by Mark Spurlin, CPA

In the complex landscape of physician compensation, benchmark data has served as one of the most commonly used tools for evaluating fair market value (FMV). While surveys published by the AMGA, MGMA, and SCA (i.e. the “Big Three”) are well-known, there are numerous other sources of data available. Considering alternative sources of data can help you to obtain a more accurate analysis of the value of your physician practice. In this blog, we will explore some of these alternative sources of data that can potentially be used in physician compensation analyses, as well as highlight some considerations for their

  • Professional Associations/Societies: Professional associations and societies, such as the Society of Hospital Medicine and the American Association of Medical Colleges, play a vital role in collecting and analyzing physician compensation data. These organizations often conduct surveys or collaborate with other entities to gather comprehensive data that reflects the specific needs and challenges faced by physicians in different specialties. The advantage of utilizing data from professional associations lies in their expertise and focus on specific areas of medicine and often report metrics that align more closely with the unique aspects of each specialty.
  • Recruiters/Consulting Firms: Recruiters and consulting firms, such as ECG, Merritt Hawkins, and Gallagher, are deeply involved in physician recruitment and contract negotiations. As a result, they possess valuable insights into current market trends and compensation structures.
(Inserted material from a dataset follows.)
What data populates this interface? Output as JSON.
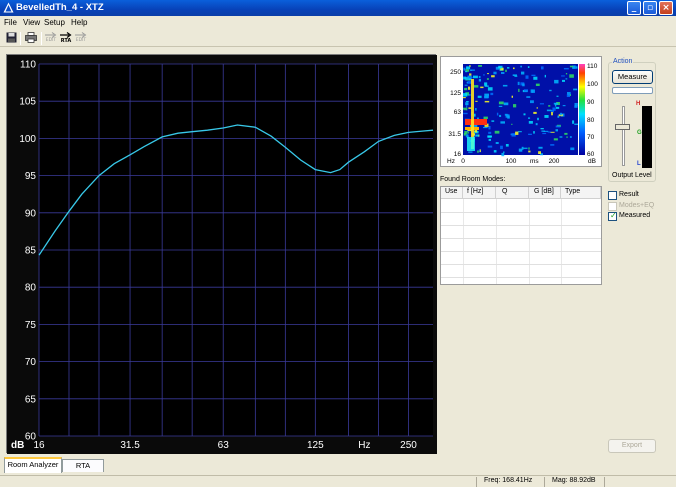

These entities have access to vast networks and databases, allowing them to gather compensation data from healthcare organizations that may not participate in the larger surveys. However, it is important to consider potential biases that may exist, sources of data, statistical significance, etc.
  • Web-Based Databases: The advent of the internet has led to the creation of web-based databases that provide physician compensation information. Websites such as,,,, and offer searchable databases with user-submitted salary data, job postings, and surveys. While these platforms can provide a wealth of information, it is essential to exercise caution when relying on self-reported data. Factors such as sample size, response bias, and data validation need to be considered to ensure the accuracy and reliability of the information obtained.
  • Public Data: Publicly available data sources, such as government/VA contracts, Bureau of Labor Statistics (BLS) reports, and state contract databases, can serve as additional references for physician compensation. However, it is essential to recognize the limitations of these data sources, as they may not capture the full breadth of physician compensation arrangements.

In the preamble commentary of the new Stark regulations CMS states, “Consulting salary schedules or other hypothetical data is an appropriate starting point in the determination of fair market value, and in many cases, it may be all that is required.” So while benchmark survey data is often at least a starting point for evaluating physician compensation, it’s not necessarily the be-all and end-all. To achieve the best results with a good sense of accuracy for your physician practice, it is vital to critically evaluate the quality of the data, consider the credibility of the sources, evaluate comparability, and recognize any potential biases.

Selecting the appropriate benchmark data to use to evaluate your physician practice can be quite complex. However, following the recommendations of trusted professionals will prevent you from selecting the wrong data and making mistakes. At Root Valuation, we help physician leaders successfully navigate business and employment transactions to that their value is fully realized. If you have any questions about what benchmark data is most suitable to value your practice and hot it can best serve you , speak with Mark Spurlin at 720.458.3766 or contact us at